Cat Aggression Management Techniques
Positive Reinforcement Training
- Reward Good Behavior: Use treats, praise, or affection to reinforce positive actions and discourage aggressive behavior.
- Clicker Training: Utilize a clicker to associate the sound with rewards, helping to shape desired behaviors effectively.
- Consistency: Be consistent with rewards and avoid punishment, as positive reinforcement is more effective in behavior modification.
Desensitization and Counterconditioning
- Gradual Exposure: Gradually introduce the cat to the trigger that causes aggression, starting at a safe distance and increasing proximity over time.
- Positive Associations: Pair the trigger with positive experiences, such as treats or play, to change the cat’s emotional response to the trigger.

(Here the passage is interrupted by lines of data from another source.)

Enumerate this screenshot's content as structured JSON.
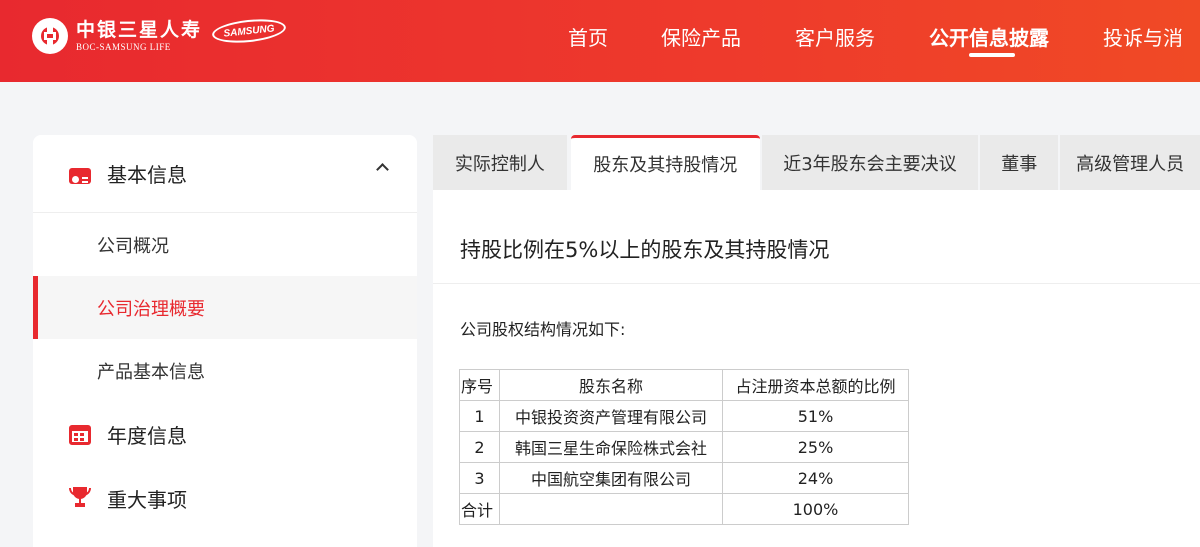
{
  "brand": {
    "name_cn": "中银三星人寿",
    "name_en": "BOC-SAMSUNG LIFE",
    "partner": "SAMSUNG",
    "accent_color": "#e8292f"
  },
  "nav": {
    "items": [
      {
        "label": "首页"
      },
      {
        "label": "保险产品"
      },
      {
        "label": "客户服务"
      },
      {
        "label": "公开信息披露",
        "active": true
      },
      {
        "label": "投诉与消"
      }
    ]
  },
  "sidebar": {
    "groups": [
      {
        "label": "基本信息",
        "icon": "id-card-icon",
        "expanded": true,
        "items": [
          {
            "label": "公司概况"
          },
          {
            "label": "公司治理概要",
            "active": true
          },
          {
            "label": "产品基本信息"
          }
        ]
      },
      {
        "label": "年度信息",
        "icon": "calendar-icon"
      },
      {
        "label": "重大事项",
        "icon": "trophy-icon"
      }
    ]
  },
  "tabs": [
    {
      "label": "实际控制人"
    },
    {
      "label": "股东及其持股情况",
      "active": true
    },
    {
      "label": "近3年股东会主要决议"
    },
    {
      "label": "董事"
    },
    {
      "label": "高级管理人员"
    }
  ],
  "panel": {
    "title": "持股比例在5%以上的股东及其持股情况",
    "intro": "公司股权结构情况如下:",
    "table": {
      "headers": [
        "序号",
        "股东名称",
        "占注册资本总额的比例"
      ],
      "rows": [
        [
          "1",
          "中银投资资产管理有限公司",
          "51%"
        ],
        [
          "2",
          "韩国三星生命保险株式会社",
          "25%"
        ],
        [
          "3",
          "中国航空集团有限公司",
          "24%"
        ]
      ],
      "total": [
        "合计",
        "",
        "100%"
      ]
    }
  }
}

- Patience and Time: Desensitization and counterconditioning require patience and persistence, as progress may be gradual.
Redirecting Aggressive Behavior
- Diversion Tactics: When the cat shows signs of aggression, redirect their attention to a preferred activity or toy.
- Interactive Play: Engage the cat in interactive play sessions to release pent-up energy and reduce aggressive tendencies.
- Avoid Punishment: Avoid yelling or physical punishment, as it can increase stress and escalate aggressive behavior.
Providing Mental and Physical Stimulation
- Environmental Enrichment: Offer toys, scratching posts, and puzzle feeders to keep the cat mentally engaged and prevent boredom.
- Playtime: Regular interactive play sessions help channel the cat’s predatory instincts in a positive way and reduce aggressive behaviors.
- Rotation of Toys: Rotate toys to keep the cat’s interest and prevent overstimulation or frustration.
Understanding cat aggression is essential for maintaining a harmonious relationship with our feline companions. Through this insightful journey, we’ve explored the fascinating world of cat behavior, identifying natural instincts and factors that influence their actions. We’ve delved into the different types of cat aggression, recognizing signs and common triggers that may provoke these behaviors. Addressing cat aggression requires a multifaceted approach, including consultation with a veterinarian, creating a safe and enriching environment, implementing positive reinforcement training, and providing mental and physical stimulation. Desensitization and counterconditioning techniques play a vital role in redirecting aggressive behavior positively. By promoting compassionate and responsible pet ownership, we can ensure our cats lead fulfilling lives and foster loving connections with them. Remember, patience and understanding are key as we work towards a happier and more peaceful life with our beloved feline friends.